Now, keep in mind that I’m a mechanical designer, not a software guy. According to our programmers, the code is not that hard… the gear switching system is tougher, and so are preset positions being fed from potentiometers. The thing about this gyro code is that it works elegantly.

So, if you want to do this… get your traction in place and make sure you have enough power. Don’t just tweak the code.

Andy B.

Posted by s_alaniz at 03/13/2001 12:22 PM EST

Other on team #57 from Houston Regional co-ordinator.

In Reply to: Answers about auto-balancing
Posted by Andy Baker on 03/13/2001 10:56 AM EST:

Andy,
Wow thanks for sharing that great info… I’m
surprised to hear about the noise problem, is that a
noise generated by the robot itself? (You mentioned the
physical dampening… I would have thought you could
just filter it out in the software.) That is a terrific
idea. thanks for sharing it!

Best wishes

Steve Alaniz

PS… I’d NEVER “steal” your idea…(in the media
industry it’s called “Plagiarism”…“steal”, no
“Plagiarize”…hmmmm…)

Posted by Andy Baker at 03/13/2001 4:35 PM EST

Engineer on team #45, TechnoKats, from Kokomo High School and Delphi Automotive Systems.

In Reply to: Re: Answers about auto-balancing
Posted by s_alaniz on 03/13/2001 12:22 PM EST:

Steve,

Hey, whatever raises the level of competition. The “normal” things that some teams are doing now seemed far fetched just a few years ago. We do not keep too many secrets… at least not for long.

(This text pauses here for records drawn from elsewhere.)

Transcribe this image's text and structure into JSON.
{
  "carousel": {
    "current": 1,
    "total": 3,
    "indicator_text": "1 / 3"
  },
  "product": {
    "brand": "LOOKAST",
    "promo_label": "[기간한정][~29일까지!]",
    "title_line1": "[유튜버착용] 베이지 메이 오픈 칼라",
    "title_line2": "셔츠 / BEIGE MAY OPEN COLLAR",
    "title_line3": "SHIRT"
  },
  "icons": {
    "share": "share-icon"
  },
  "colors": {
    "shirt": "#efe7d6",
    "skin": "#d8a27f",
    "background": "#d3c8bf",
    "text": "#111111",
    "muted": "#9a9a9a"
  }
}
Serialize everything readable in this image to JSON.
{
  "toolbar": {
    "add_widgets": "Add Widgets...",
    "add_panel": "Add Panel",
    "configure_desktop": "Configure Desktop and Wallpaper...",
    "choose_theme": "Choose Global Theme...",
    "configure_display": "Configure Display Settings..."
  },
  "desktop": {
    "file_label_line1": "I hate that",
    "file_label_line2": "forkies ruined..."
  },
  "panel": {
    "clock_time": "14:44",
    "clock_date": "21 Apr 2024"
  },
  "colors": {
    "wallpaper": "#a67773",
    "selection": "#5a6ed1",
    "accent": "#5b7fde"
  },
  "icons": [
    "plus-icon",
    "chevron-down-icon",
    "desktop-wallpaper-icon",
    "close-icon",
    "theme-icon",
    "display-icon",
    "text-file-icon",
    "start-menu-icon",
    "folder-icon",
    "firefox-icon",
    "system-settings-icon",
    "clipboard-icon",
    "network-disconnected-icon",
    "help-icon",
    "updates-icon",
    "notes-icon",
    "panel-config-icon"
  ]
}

For instance, crab steering and gear switching are pretty common these days… but 2 years ago only a few teams did it. A few teams developed these techniques, and then other teams tried them.

This reminds me of Isaac Newton’s quote:

“We are standing on the shoulders of giants.” (or something like that, sorry, Isaac if I butchered it!).

I’ll be looking forward to Sunday’s cartoon.

Andy B.

Posted by Jason Rudolph at 03/13/2001 5:34 PM EST

Coach on team #459, Rampage, from University of Florida/Eastside High School and Adaptive Equipment.

In Reply to: Re: Answers about auto-balancing
Posted by s_alaniz on 03/13/2001 12:22 PM EST:

So, are we gonna see Sally Forth in a FIRST comic any time soon??

Posted by s_alaniz at 03/13/2001 9:40 PM EST

Other on team #57 from Houston Regional co-ordinator.

In Reply to: Cartoon
Posted by Jason Rudolph on 03/13/2001 5:34 PM EST:

: So, are we gonna see Sally Forth in a FIRST comic any
time soon??

No “Sally Forth” will NEVR appear in a FIRST comic…
HOWEVER… FIRST might appear in a “Sally Forth” Comic
maybe even soon… say… this Sunday 3/18/01…
(Hint !!! Hint!!! No I’m NOT KIDDING!!)(and I get to
preview it at MY regional!!! Yeah!!!)

Best Wishes

Steve Alaniz